* [Try it] Copy, from the material below, each line where "Date" shows up.

* [Data shown]

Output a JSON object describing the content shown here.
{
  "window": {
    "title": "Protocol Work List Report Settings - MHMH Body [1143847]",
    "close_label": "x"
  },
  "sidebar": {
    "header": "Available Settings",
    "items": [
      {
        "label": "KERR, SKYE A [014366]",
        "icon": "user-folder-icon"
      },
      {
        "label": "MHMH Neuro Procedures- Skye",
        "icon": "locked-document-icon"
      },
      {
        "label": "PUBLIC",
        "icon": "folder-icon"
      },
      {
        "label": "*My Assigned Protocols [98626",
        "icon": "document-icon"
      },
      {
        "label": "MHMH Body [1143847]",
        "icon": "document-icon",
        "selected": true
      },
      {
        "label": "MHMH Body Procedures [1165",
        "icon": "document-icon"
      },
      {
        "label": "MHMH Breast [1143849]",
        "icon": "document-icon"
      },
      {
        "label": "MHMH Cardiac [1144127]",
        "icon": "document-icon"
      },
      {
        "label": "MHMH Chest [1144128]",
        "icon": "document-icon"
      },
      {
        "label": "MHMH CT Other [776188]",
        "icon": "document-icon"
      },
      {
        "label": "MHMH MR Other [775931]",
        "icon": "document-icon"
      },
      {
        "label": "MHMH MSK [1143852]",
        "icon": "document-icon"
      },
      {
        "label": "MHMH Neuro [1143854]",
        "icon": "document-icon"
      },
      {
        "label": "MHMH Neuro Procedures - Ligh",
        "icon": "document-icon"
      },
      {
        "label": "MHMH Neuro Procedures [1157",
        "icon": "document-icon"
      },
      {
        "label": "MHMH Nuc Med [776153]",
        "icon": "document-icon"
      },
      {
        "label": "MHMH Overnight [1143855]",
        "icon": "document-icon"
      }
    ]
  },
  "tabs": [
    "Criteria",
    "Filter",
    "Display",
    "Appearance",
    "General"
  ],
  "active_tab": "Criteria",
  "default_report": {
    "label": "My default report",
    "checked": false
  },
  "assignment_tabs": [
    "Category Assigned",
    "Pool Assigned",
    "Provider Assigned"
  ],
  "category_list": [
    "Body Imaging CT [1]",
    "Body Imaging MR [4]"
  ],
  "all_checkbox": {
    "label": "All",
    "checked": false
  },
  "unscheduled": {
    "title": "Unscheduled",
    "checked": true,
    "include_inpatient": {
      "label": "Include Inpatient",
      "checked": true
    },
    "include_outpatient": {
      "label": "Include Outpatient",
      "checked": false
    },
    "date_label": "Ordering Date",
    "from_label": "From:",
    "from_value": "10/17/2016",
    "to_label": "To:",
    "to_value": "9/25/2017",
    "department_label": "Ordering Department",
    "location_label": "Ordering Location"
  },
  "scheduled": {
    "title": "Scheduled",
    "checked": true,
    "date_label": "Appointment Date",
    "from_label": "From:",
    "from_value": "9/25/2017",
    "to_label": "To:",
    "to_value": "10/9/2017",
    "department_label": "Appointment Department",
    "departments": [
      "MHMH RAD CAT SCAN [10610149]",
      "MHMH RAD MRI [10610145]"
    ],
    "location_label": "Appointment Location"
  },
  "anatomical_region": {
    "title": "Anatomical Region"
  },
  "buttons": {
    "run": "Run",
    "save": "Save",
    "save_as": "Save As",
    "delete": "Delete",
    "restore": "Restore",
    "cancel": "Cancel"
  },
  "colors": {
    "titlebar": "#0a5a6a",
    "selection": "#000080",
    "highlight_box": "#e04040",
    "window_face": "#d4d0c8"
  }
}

* [Result of this exercise]
    "date_label": "Ordering Date",
    "date_label": "Appointment Date",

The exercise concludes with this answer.